*Instructions to follow*. Select every line containing the word "data" from the material, and copy those lines.

*Entries supplied*.
<<<<

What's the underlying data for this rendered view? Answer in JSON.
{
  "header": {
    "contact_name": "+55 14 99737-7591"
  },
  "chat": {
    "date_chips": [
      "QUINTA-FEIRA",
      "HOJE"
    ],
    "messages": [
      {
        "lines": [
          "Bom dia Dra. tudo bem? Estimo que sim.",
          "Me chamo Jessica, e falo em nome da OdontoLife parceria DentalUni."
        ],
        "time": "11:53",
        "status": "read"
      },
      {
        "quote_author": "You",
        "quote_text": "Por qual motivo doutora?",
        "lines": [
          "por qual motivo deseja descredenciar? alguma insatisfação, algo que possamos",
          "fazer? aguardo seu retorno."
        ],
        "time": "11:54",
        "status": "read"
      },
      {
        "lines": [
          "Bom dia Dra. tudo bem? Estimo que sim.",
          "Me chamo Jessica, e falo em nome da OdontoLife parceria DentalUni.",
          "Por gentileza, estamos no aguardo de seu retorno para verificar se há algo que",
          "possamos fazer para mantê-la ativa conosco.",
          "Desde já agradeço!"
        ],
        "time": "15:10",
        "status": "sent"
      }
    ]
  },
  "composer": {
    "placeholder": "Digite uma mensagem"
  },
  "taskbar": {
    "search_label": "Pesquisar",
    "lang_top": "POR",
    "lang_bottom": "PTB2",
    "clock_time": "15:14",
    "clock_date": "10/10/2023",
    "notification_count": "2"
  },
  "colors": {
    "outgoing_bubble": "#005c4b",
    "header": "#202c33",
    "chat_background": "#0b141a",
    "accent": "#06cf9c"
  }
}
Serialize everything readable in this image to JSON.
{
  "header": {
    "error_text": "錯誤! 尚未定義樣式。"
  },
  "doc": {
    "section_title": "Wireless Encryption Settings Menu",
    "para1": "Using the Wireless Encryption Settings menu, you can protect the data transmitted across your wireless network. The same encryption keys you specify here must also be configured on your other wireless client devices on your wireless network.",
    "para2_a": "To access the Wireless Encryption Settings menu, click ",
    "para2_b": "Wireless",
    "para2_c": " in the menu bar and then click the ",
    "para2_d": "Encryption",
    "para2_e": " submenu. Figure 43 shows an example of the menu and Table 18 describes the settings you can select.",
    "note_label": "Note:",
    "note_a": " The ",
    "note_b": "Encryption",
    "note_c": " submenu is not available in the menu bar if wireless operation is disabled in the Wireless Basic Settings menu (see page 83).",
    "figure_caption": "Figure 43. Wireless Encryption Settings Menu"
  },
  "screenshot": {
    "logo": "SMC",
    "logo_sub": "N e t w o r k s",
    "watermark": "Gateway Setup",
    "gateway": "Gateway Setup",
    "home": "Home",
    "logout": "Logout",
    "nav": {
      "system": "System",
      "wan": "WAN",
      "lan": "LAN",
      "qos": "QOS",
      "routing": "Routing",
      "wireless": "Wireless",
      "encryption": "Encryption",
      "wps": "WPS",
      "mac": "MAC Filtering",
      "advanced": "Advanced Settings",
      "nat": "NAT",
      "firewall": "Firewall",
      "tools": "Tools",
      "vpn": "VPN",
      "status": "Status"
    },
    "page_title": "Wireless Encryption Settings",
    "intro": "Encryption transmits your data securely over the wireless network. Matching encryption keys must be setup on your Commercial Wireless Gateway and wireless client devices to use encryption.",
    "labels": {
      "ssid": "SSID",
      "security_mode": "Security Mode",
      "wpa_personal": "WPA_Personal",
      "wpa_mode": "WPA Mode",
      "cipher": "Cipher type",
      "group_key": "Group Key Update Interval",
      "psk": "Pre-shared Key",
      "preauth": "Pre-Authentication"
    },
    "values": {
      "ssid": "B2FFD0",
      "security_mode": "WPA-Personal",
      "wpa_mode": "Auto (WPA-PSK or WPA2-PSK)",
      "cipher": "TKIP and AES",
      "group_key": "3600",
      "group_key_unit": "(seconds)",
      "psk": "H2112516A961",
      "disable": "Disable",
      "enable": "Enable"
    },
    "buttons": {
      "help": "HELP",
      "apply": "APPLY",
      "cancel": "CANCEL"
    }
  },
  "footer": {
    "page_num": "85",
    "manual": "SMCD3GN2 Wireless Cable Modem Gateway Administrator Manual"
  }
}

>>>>

*Response box*.
What's the underlying data for this rendered view? Answer in JSON.
    "para1": "Using the Wireless Encryption Settings menu, you can protect the data transmitted across your wireless network. The same encryption keys you specify here must also be configured on your other wireless client devices on your wireless network.",
    "intro": "Encryption transmits your data securely over the wireless network. Matching encryption keys must be setup on your Commercial Wireless Gateway and wireless client devices to use encryption.",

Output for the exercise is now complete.